IN REGARD TO / WITH REGARD TO: Please note that there is no “s” in “regard”.
REGARDS: A nice way to sign off a letter. (Please observe that the “T” is close to the “G” on your keyboard: proofread before you send your note.)

TOWARD: There is no “s” at the end of the word.
ANYWAY: Also has no ending “s”. “Anyways” is nonstandard.

COULDN’T CARE LESS: Be sure to make it negative. (Not “I could care less”.)

ALL WALKS OF LIFE: Not “woks of life”. This phrase does not apply to Asian cuisine.

ORIENTAL: Refers to things from Asia, like rugs, not people.
ASIAN: People from Asia.

CHEST OF DRAWERS: Not “chester drawers”.

PEDESTAL: Not “petal stool” or “pedal stool”.
PEDAL: The little doohickeys you press with your feet in your car.
PETAL: Part of a flower.

LADDER: A thing you climb. It has rungs.
LATTER: When referring to two things, one is the former (or first), and one is the latter (or last).

SHUTTER: A hinged wooden window covering.
SHUDDER: To briefly shake oneself violently. “I shudder to think.”

FAUX PAS: Means “false step,” and you make a faux pas when you spell it incorrectly. Just sayin’.

FOR ALL INTENTS AND PURPOSES: Not “intensive purposes”.

PER SE: It is not “per say.” (Don’t use “per se” if you can’t define or spell it properly.)
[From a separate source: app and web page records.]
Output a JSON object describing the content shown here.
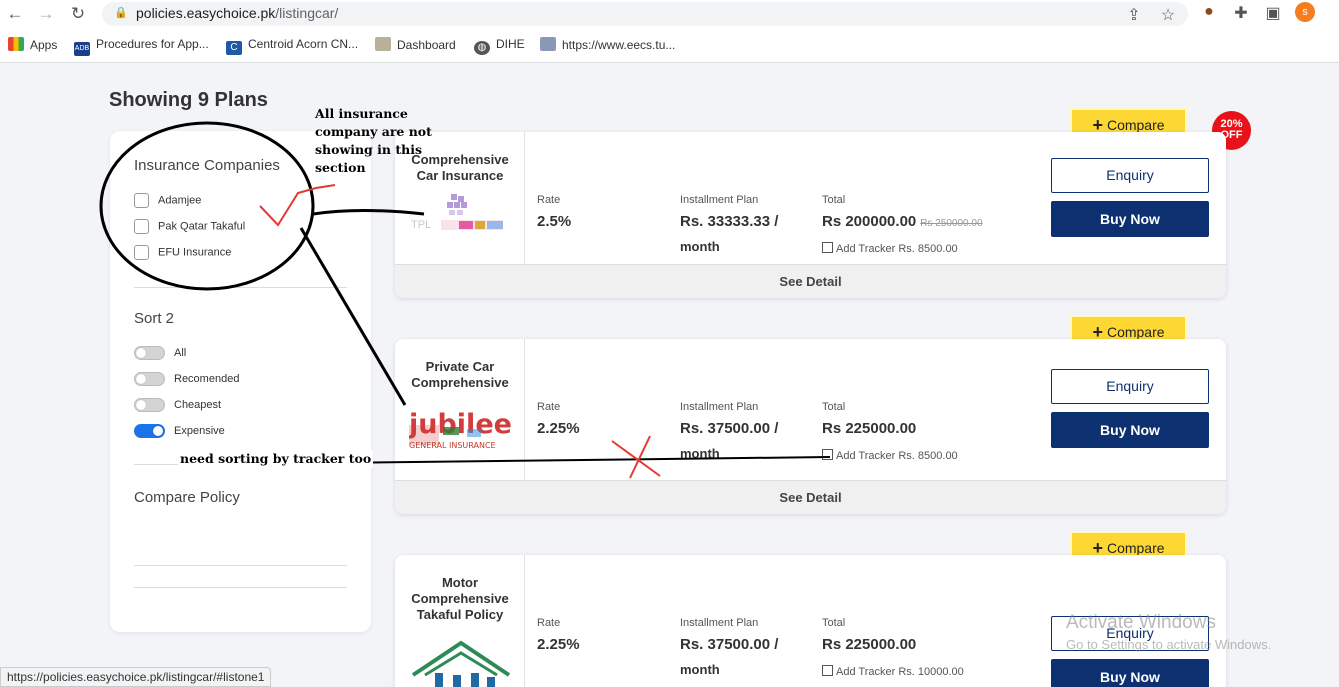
{
  "browser": {
    "back_icon": "←",
    "forward_icon": "→",
    "reload_icon": "↻",
    "url_host": "policies.easychoice.pk",
    "url_path": "/listingcar/",
    "profile_initial": "s",
    "bookmarks": [
      {
        "label": "Apps"
      },
      {
        "label": "Procedures for App..."
      },
      {
        "label": "Centroid Acorn CN..."
      },
      {
        "label": "Dashboard"
      },
      {
        "label": "DIHE"
      },
      {
        "label": "https://www.eecs.tu..."
      }
    ]
  },
  "page": {
    "heading": "Showing 9 Plans"
  },
  "sidebar": {
    "companies_title": "Insurance Companies",
    "companies": [
      {
        "label": "Adamjee",
        "checked": false
      },
      {
        "label": "Pak Qatar Takaful",
        "checked": false
      },
      {
        "label": "EFU Insurance",
        "checked": false
      }
    ],
    "sort_title": "Sort 2",
    "sort_options": [
      {
        "label": "All",
        "on": false
      },
      {
        "label": "Recomended",
        "on": false
      },
      {
        "label": "Cheapest",
        "on": false
      },
      {
        "label": "Expensive",
        "on": true
      }
    ],
    "compare_title": "Compare Policy"
  },
  "labels": {
    "rate": "Rate",
    "installment": "Installment Plan",
    "total": "Total",
    "enquiry": "Enquiry",
    "buy_now": "Buy Now",
    "see_detail": "See Detail",
    "compare": "Compare",
    "compare_plus": "+"
  },
  "discount_badge": {
    "line1": "20%",
    "line2": "OFF"
  },
  "plans": [
    {
      "name": "Comprehensive Car Insurance",
      "logo": "TPL Insurance",
      "rate": "2.5%",
      "installment": "Rs. 33333.33 /",
      "installment_unit": "month",
      "total": "Rs 200000.00",
      "total_old": "Rs 250000.00",
      "tracker": "Add Tracker Rs. 8500.00"
    },
    {
      "name": "Private Car Comprehensive",
      "logo": "Jubilee General Insurance",
      "logo_text": "jubilee",
      "logo_sub": "GENERAL INSURANCE",
      "rate": "2.25%",
      "installment": "Rs. 37500.00 /",
      "installment_unit": "month",
      "total": "Rs 225000.00",
      "tracker": "Add Tracker Rs. 8500.00"
    },
    {
      "name": "Motor Comprehensive Takaful Policy",
      "logo": "Takaful",
      "rate": "2.25%",
      "installment": "Rs. 37500.00 /",
      "installment_unit": "month",
      "total": "Rs 225000.00",
      "tracker": "Add Tracker Rs. 10000.00"
    }
  ],
  "annotations": {
    "note1": "All insurance company are not showing in this section",
    "note2": "need sorting by tracker too"
  },
  "watermark": {
    "line1": "Activate Windows",
    "line2": "Go to Settings to activate Windows."
  },
  "status_url": "https://policies.easychoice.pk/listingcar/#listone1"
}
Hope this helps.

High Five Grammar Cat offers congratulations.